++++ Raw data ++++

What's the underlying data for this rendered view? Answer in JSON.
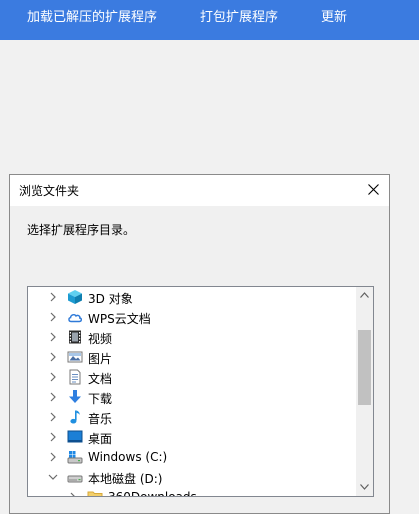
{
  "topbar": {
    "buttons": [
      "加载已解压的扩展程序",
      "打包扩展程序",
      "更新"
    ]
  },
  "dialog": {
    "title": "浏览文件夹",
    "prompt": "选择扩展程序目录。",
    "tree": [
      {
        "label": "3D 对象",
        "icon": "3d-objects-icon",
        "expanded": false
      },
      {
        "label": "WPS云文档",
        "icon": "cloud-icon",
        "expanded": false
      },
      {
        "label": "视频",
        "icon": "video-folder-icon",
        "expanded": false
      },
      {
        "label": "图片",
        "icon": "pictures-folder-icon",
        "expanded": false
      },
      {
        "label": "文档",
        "icon": "documents-folder-icon",
        "expanded": false
      },
      {
        "label": "下载",
        "icon": "download-arrow-icon",
        "expanded": false
      },
      {
        "label": "音乐",
        "icon": "music-note-icon",
        "expanded": false
      },
      {
        "label": "桌面",
        "icon": "desktop-icon",
        "expanded": false
      },
      {
        "label": "Windows (C:)",
        "icon": "windows-drive-icon",
        "expanded": false
      },
      {
        "label": "本地磁盘 (D:)",
        "icon": "drive-icon",
        "expanded": true
      },
      {
        "label": "360Downloads",
        "icon": "folder-icon",
        "expanded": false,
        "child": true
      }
    ]
  },
  "colors": {
    "topbar_bg": "#3b7be0",
    "page_bg": "#f1f1f1",
    "dialog_bg": "#f0f0f0"
  }
}
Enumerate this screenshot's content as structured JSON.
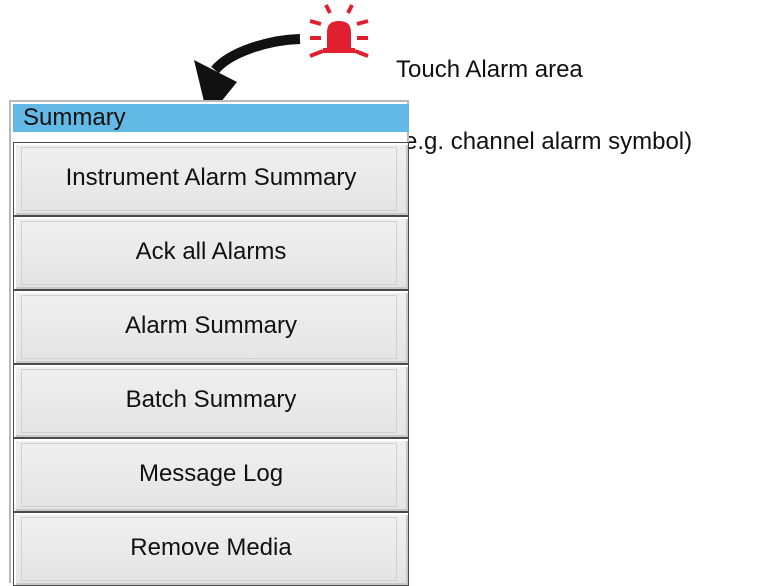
{
  "annotation": {
    "text_line_1": "Touch Alarm area",
    "text_line_2": "(e.g. channel alarm symbol)",
    "alarm_color": "#e02030"
  },
  "summary_menu": {
    "title": "Summary",
    "header_color": "#63b9e6",
    "items": [
      {
        "label": "Instrument Alarm Summary"
      },
      {
        "label": "Ack all Alarms"
      },
      {
        "label": "Alarm Summary"
      },
      {
        "label": "Batch Summary"
      },
      {
        "label": "Message Log"
      },
      {
        "label": "Remove Media"
      }
    ]
  }
}
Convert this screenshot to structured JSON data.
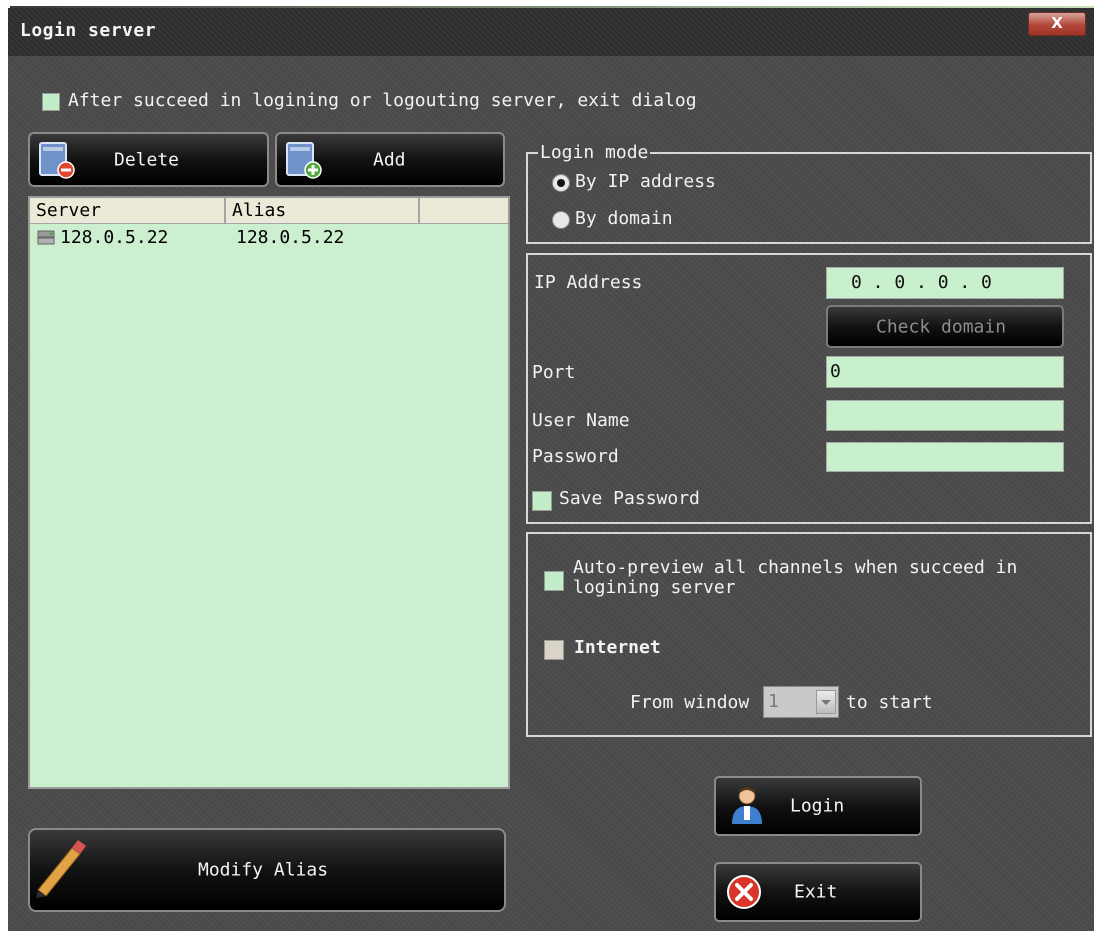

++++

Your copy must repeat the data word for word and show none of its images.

What's the underlying data for this rendered view? Answer in JSON.
{
  "topbar": {
    "buttons": [
      "加载已解压的扩展程序",
      "打包扩展程序",
      "更新"
    ]
  },
  "dialog": {
    "title": "浏览文件夹",
    "prompt": "选择扩展程序目录。",
    "tree": [
      {
        "label": "3D 对象",
        "icon": "3d-objects-icon",
        "expanded": false
      },
      {
        "label": "WPS云文档",
        "icon": "cloud-icon",
        "expanded": false
      },
      {
        "label": "视频",
        "icon": "video-folder-icon",
        "expanded": false
      },
      {
        "label": "图片",
        "icon": "pictures-folder-icon",
        "expanded": false
      },
      {
        "label": "文档",
        "icon": "documents-folder-icon",
        "expanded": false
      },
      {
        "label": "下载",
        "icon": "download-arrow-icon",
        "expanded": false
      },
      {
        "label": "音乐",
        "icon": "music-note-icon",
        "expanded": false
      },
      {
        "label": "桌面",
        "icon": "desktop-icon",
        "expanded": false
      },
      {
        "label": "Windows (C:)",
        "icon": "windows-drive-icon",
        "expanded": false
      },
      {
        "label": "本地磁盘 (D:)",
        "icon": "drive-icon",
        "expanded": true
      },
      {
        "label": "360Downloads",
        "icon": "folder-icon",
        "expanded": false,
        "child": true
      }
    ]
  },
  "colors": {
    "topbar_bg": "#3b7be0",
    "page_bg": "#f1f1f1",
    "dialog_bg": "#f0f0f0"
  }
}
Enumerate this screenshot's content as structured JSON.
{
  "annotation": {
    "text_line_1": "Touch Alarm area",
    "text_line_2": "(e.g. channel alarm symbol)",
    "alarm_color": "#e02030"
  },
  "summary_menu": {
    "title": "Summary",
    "header_color": "#63b9e6",
    "items": [
      {
        "label": "Instrument Alarm Summary"
      },
      {
        "label": "Ack all Alarms"
      },
      {
        "label": "Alarm Summary"
      },
      {
        "label": "Batch Summary"
      },
      {
        "label": "Message Log"
      },
      {
        "label": "Remove Media"
      }
    ]
  }
}
Convert this screenshot to structured JSON data.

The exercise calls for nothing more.